» Problem description
Would you please set down the lines of the data from the one containing "What data populates" to the final line, exactly and only those?

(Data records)
◆ ◆ ◆ ◆

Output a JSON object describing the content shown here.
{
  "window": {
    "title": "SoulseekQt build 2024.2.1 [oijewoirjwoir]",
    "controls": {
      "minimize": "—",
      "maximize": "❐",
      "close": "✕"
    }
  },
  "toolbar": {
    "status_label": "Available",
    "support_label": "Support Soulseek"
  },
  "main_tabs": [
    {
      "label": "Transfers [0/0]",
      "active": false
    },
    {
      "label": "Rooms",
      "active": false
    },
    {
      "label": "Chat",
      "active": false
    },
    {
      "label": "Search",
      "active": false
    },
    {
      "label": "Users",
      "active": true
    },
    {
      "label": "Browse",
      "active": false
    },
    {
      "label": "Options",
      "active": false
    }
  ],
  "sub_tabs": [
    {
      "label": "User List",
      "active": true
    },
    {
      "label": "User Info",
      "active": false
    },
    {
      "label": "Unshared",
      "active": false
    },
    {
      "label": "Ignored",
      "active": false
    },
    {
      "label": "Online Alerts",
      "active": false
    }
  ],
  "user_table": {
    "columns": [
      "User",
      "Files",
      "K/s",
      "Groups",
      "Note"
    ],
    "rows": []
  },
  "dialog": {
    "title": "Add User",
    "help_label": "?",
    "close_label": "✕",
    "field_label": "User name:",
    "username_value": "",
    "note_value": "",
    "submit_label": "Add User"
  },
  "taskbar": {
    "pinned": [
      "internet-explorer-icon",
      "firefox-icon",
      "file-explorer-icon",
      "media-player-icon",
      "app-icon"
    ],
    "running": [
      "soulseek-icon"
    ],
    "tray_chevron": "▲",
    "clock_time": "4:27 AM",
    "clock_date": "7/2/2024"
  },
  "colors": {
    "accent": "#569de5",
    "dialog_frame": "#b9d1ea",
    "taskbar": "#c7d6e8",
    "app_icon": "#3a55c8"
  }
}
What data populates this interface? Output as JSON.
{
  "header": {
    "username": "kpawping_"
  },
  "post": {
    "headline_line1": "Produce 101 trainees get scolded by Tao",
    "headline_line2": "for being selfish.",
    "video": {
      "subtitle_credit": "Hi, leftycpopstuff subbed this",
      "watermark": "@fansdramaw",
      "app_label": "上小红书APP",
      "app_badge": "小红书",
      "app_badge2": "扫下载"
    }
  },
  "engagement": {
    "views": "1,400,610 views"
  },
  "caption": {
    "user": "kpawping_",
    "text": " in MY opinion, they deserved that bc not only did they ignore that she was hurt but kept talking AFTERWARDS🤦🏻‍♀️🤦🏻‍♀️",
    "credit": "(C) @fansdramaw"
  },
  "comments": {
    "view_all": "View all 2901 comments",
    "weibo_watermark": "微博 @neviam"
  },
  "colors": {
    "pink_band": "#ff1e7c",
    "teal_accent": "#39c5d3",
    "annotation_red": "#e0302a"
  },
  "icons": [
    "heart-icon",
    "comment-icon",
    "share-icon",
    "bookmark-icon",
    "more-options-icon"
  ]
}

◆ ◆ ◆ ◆

» Answer area
What data populates this interface? Output as JSON.
{
  "header": {
    "username": "kpawping_"
  },
  "post": {
    "headline_line1": "Produce 101 trainees get scolded by Tao",
    "headline_line2": "for being selfish.",
    "video": {
      "subtitle_credit": "Hi, leftycpopstuff subbed this",
      "watermark": "@fansdramaw",
      "app_label": "上小红书APP",
      "app_badge": "小红书",
      "app_badge2": "扫下载"
    }
  },
  "engagement": {
    "views": "1,400,610 views"
  },
  "caption": {
    "user": "kpawping_",
    "text": " in MY opinion, they deserved that bc not only did they ignore that she was hurt but kept talking AFTERWARDS🤦🏻‍♀️🤦🏻‍♀️",
    "credit": "(C) @fansdramaw"
  },
  "comments": {
    "view_all": "View all 2901 comments",
    "weibo_watermark": "微博 @neviam"
  },
  "colors": {
    "pink_band": "#ff1e7c",
    "teal_accent": "#39c5d3",
    "annotation_red": "#e0302a"
  },
  "icons": [
    "heart-icon",
    "comment-icon",
    "share-icon",
    "bookmark-icon",
    "more-options-icon"
  ]
}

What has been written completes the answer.